Second, all of your debts must be disclosed in order for them to be discharged. Debts not included in your bankruptcy petition will survive the filing. That means creditors can collect on these debts, even if they should have been discharged. Now, in most cases, your attorney will be able to amend your bankruptcy filing to included these debts. However, that will cost money and take time. It is better to have everything up front for your bankruptcy attorney to review.

So, how should you go about organizing all of your debt for your attorney? The first step in determining your debt should be running a credit report. These will give you a list of most creditors who claim you owe money, though sometimes not all, as I will discuss later.

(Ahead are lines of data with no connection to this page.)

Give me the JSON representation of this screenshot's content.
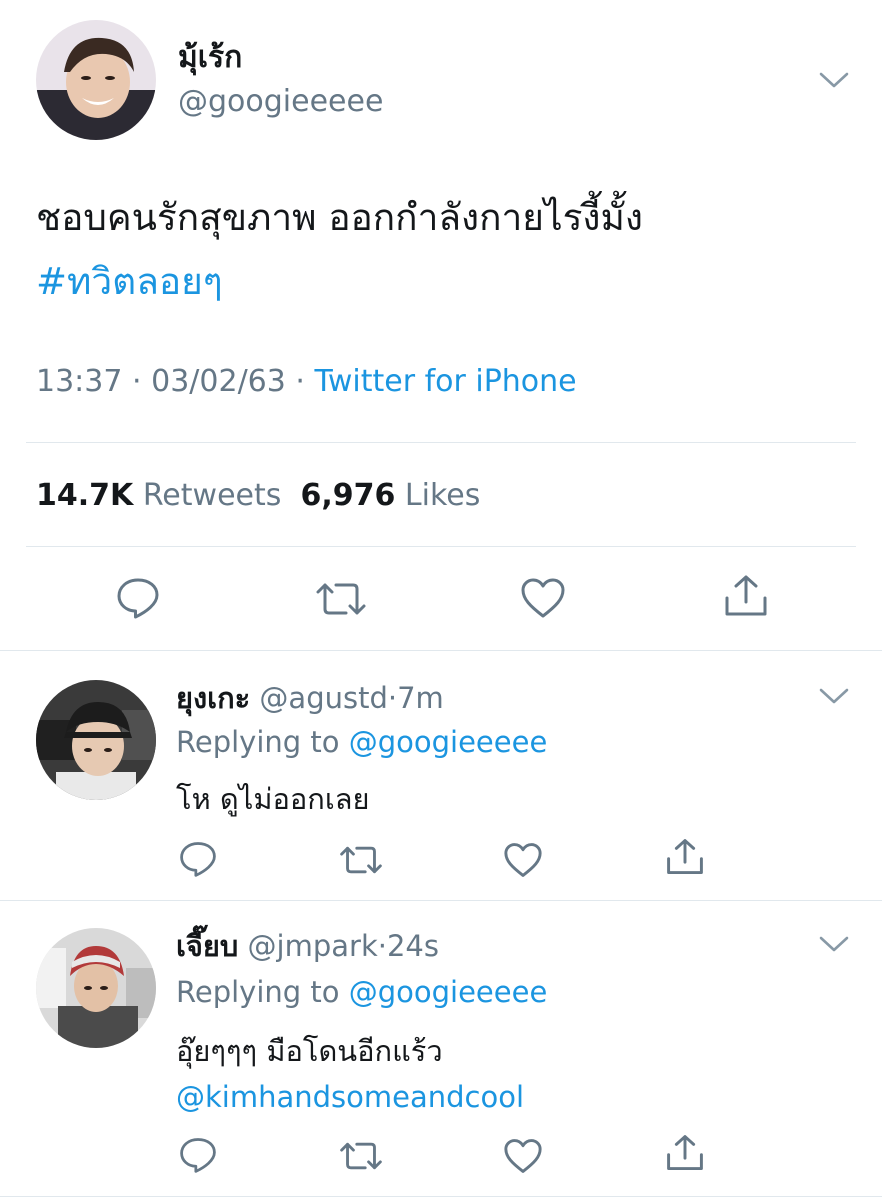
{
  "main_tweet": {
    "author_name": "มุ้เร้ก",
    "author_handle": "@googieeeee",
    "text": "ชอบคนรักสุขภาพ ออกกำลังกายไรงี้มั้ง",
    "hashtag": "#ทวิตลอยๆ",
    "time": "13:37",
    "date": "03/02/63",
    "separator": "·",
    "source": "Twitter for iPhone",
    "retweets_count": "14.7K",
    "retweets_label": "Retweets",
    "likes_count": "6,976",
    "likes_label": "Likes"
  },
  "replies": [
    {
      "name": "ยุงเกะ",
      "handle": "@agustd",
      "separator": "·",
      "time": "7m",
      "replying_label": "Replying to",
      "replying_to": "@googieeeee",
      "text": "โห ดูไม่ออกเลย",
      "mention": ""
    },
    {
      "name": "เจี๊ยบ",
      "handle": "@jmpark",
      "separator": "·",
      "time": "24s",
      "replying_label": "Replying to",
      "replying_to": "@googieeeee",
      "text": "อุ๊ยๆๆๆ มือโดนอีกแร้ว",
      "mention": "@kimhandsomeandcool"
    }
  ],
  "colors": {
    "text": "#14171a",
    "muted": "#657786",
    "link": "#1b95e0",
    "divider": "#e1e8ed"
  },
  "icons": [
    "chevron-down-icon",
    "reply-icon",
    "retweet-icon",
    "like-icon",
    "share-icon"
  ]
}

A good credit report should show all of your reported credit card debts, bank and car loans, and mortgages. It should also include old, closed out accounts. Review this credit report closely to make sure nothing is missing. You can order your free yearly credit report, or my office can order a bankruptcy specific report for a fee. It is worth the money and time.

Next, you will want to gather any bills that do not show up on your credit report. Credit reports agencies will not show debts that are not reported to them. Medical bills are often not reported, therefore you should make sure you gather up all medical statements. Medical bills can grow large, and fast, so make sure you find them all, even if you need to call and ask for a statement.

You should also gather any utility statements and payday loans, as these are also often not reported. If you don't have statements for everything the first time you meet your attorney, that's OK. But, make sure your attorney knows everything you know. He or she can determine if the information is important and relevant to bankruptcy. It is better to share too much than too little. I have had numerous clients, for instance, who have had far more medical debt that they initially assumed. Once they started looking for medical statements, they unearthed more and more.

Finally, take an expansive view of "debts" when you speak with a bankruptcy attorney. It is not just credit cards and medical bills. It can also be money owed to an old landlord, a family member, or an insurance company. It can include relatively new debt, or old debts from years ago. And there are sometimes exceptions for debts that are not normally discharged, such as school tuition and taxes. If in doubt, tell your bankruptcy attorney.

Contact us if you would like to set up a free consultation to review your debts. We can discuss whether or not your debts can be discharged, and look at all of your options.